Georgia marks three weeks of protests against controversial bill

Demonstrators have rallied against the bill for weeks (Giorgi ARJEVANIDZE)
Demonstrators have rallied against the bill for weeks (Giorgi ARJEVANIDZE)

Thousands of Georgians held pro-European Union rallies on Tuesday, as parliament held hearings on a controversial "foreign influence" bill, which Brussels has denounced as undermining Tbilisi's long-standing European aspirations.

The Black Sea Caucasus nation has been gripped by mass anti-government protests since April 9, after the ruling Georgian Dream party reintroduced plans to pass a law that critics say resembles Russian legislation used to silence dissent.

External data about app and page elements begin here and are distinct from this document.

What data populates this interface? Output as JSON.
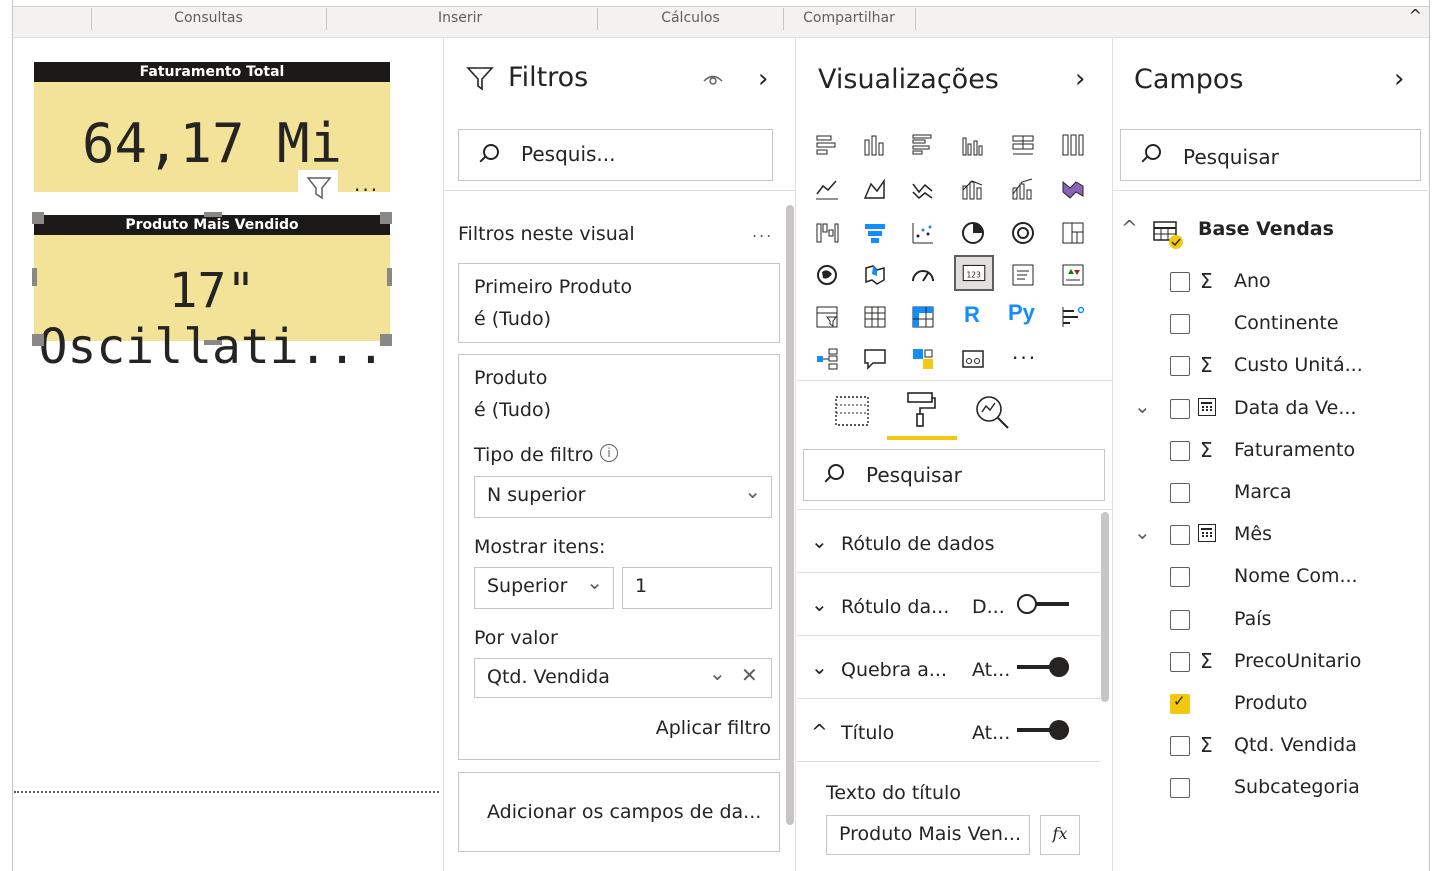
{
  "ribbon": {
    "groups": [
      "Consultas",
      "Inserir",
      "Cálculos",
      "Compartilhar"
    ],
    "collapse_glyph": "^"
  },
  "canvas": {
    "card1": {
      "title": "Faturamento Total",
      "value": "64,17 Mi"
    },
    "card2": {
      "title": "Produto Mais Vendido",
      "value": "17\" Oscillati..."
    },
    "more_glyph": "..."
  },
  "filters": {
    "title": "Filtros",
    "search_placeholder": "Pesquis...",
    "section_label": "Filtros neste visual",
    "more_glyph": "...",
    "filter1": {
      "name": "Primeiro Produto",
      "state": "é (Tudo)"
    },
    "filter2": {
      "name": "Produto",
      "state": "é (Tudo)",
      "type_label": "Tipo de filtro",
      "type_value": "N superior",
      "show_label": "Mostrar itens:",
      "show_value": "Superior",
      "show_count": "1",
      "by_value_label": "Por valor",
      "by_value_field": "Qtd. Vendida",
      "apply_label": "Aplicar filtro"
    },
    "add_fields": "Adicionar os campos de da..."
  },
  "visualizations": {
    "title": "Visualizações",
    "search_placeholder": "Pesquisar",
    "more_glyph": "...",
    "sections": [
      {
        "label": "Rótulo de dados",
        "value": "",
        "toggle": "none",
        "expanded": false
      },
      {
        "label": "Rótulo da...",
        "value": "D...",
        "toggle": "off",
        "expanded": false
      },
      {
        "label": "Quebra a...",
        "value": "At...",
        "toggle": "on",
        "expanded": false
      },
      {
        "label": "Título",
        "value": "At...",
        "toggle": "on",
        "expanded": true
      }
    ],
    "title_text_label": "Texto do título",
    "title_text_value": "Produto Mais Ven...",
    "fx_label": "fx",
    "r_label": "R",
    "py_label": "Py",
    "accent_color": "#f2c811"
  },
  "fields": {
    "title": "Campos",
    "search_placeholder": "Pesquisar",
    "table_name": "Base Vendas",
    "items": [
      {
        "name": "Ano",
        "sigma": "Σ",
        "calendar": false,
        "checked": false,
        "expandable": false
      },
      {
        "name": "Continente",
        "sigma": "",
        "calendar": false,
        "checked": false,
        "expandable": false
      },
      {
        "name": "Custo Unitá...",
        "sigma": "Σ",
        "calendar": false,
        "checked": false,
        "expandable": false
      },
      {
        "name": "Data da Ve...",
        "sigma": "",
        "calendar": true,
        "checked": false,
        "expandable": true
      },
      {
        "name": "Faturamento",
        "sigma": "Σ",
        "calendar": false,
        "checked": false,
        "expandable": false
      },
      {
        "name": "Marca",
        "sigma": "",
        "calendar": false,
        "checked": false,
        "expandable": false
      },
      {
        "name": "Mês",
        "sigma": "",
        "calendar": true,
        "checked": false,
        "expandable": true
      },
      {
        "name": "Nome Com...",
        "sigma": "",
        "calendar": false,
        "checked": false,
        "expandable": false
      },
      {
        "name": "País",
        "sigma": "",
        "calendar": false,
        "checked": false,
        "expandable": false
      },
      {
        "name": "PrecoUnitario",
        "sigma": "Σ",
        "calendar": false,
        "checked": false,
        "expandable": false
      },
      {
        "name": "Produto",
        "sigma": "",
        "calendar": false,
        "checked": true,
        "expandable": false
      },
      {
        "name": "Qtd. Vendida",
        "sigma": "Σ",
        "calendar": false,
        "checked": false,
        "expandable": false
      },
      {
        "name": "Subcategoria",
        "sigma": "",
        "calendar": false,
        "checked": false,
        "expandable": false
      }
    ]
  }
}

MPs were debating the draft law's second reading on Tuesday, with the ruling party aiming to adopt it in mid-May.

The bill needs to pass three readings in parliament and a presidential signature to become law. Georgia's president is widely expected to veto the measure, but the ruling party has enough seats to override the veto in parliament.

Blocking traffic on Rustaveli Avenue, Tbilisi's main thoroughfare, several thousand protesters gathered outside parliament in the evening, the third week of youth-dominated daily rallies against the measure.

- 'Russian law' -

Masked riot police, some deploying pepper spray, intervened to disperse hundreds of demonstrators who attempted to block entrances of the building, an AFP reporter saw.

"They are scared because they see our resolve," one of the protesters, 21-year-old Natia Gabisonia, told AFP. "We will not let them pass this Russian law and to bury our European future."

EU chief Charles Michel has said the bill "is not consistent with Georgia's bid for EU membership" and that it "will bring Georgia further away from the EU and not closer."

Similar rallies were held across the country, including in Georgia's second-largest city of Batumi and the main city of the western Imereti region, Kutaisi, independent TV station, Formula, reported.

Last year, Georgian Dream was forced to drop the measure following mass street protests that saw police use tear gas and water cannon against demonstrators.

Georgia has sought for years to deepen relations with the West, but the current ruling party has been accused of attempting to steer the former Soviet republic closer to Russia.

In December, the EU granted Georgia official candidate status but said Tbilisi would have to reform its judicial and electoral systems, reduce political polarisation, improve press freedom and curtail the power of oligarchs before membership talks are formally launched.

Georgia's bid for membership of the EU and NATO is enshrined in its constitution and -- according to opinion polls -- supported by more than 80 percent of the population.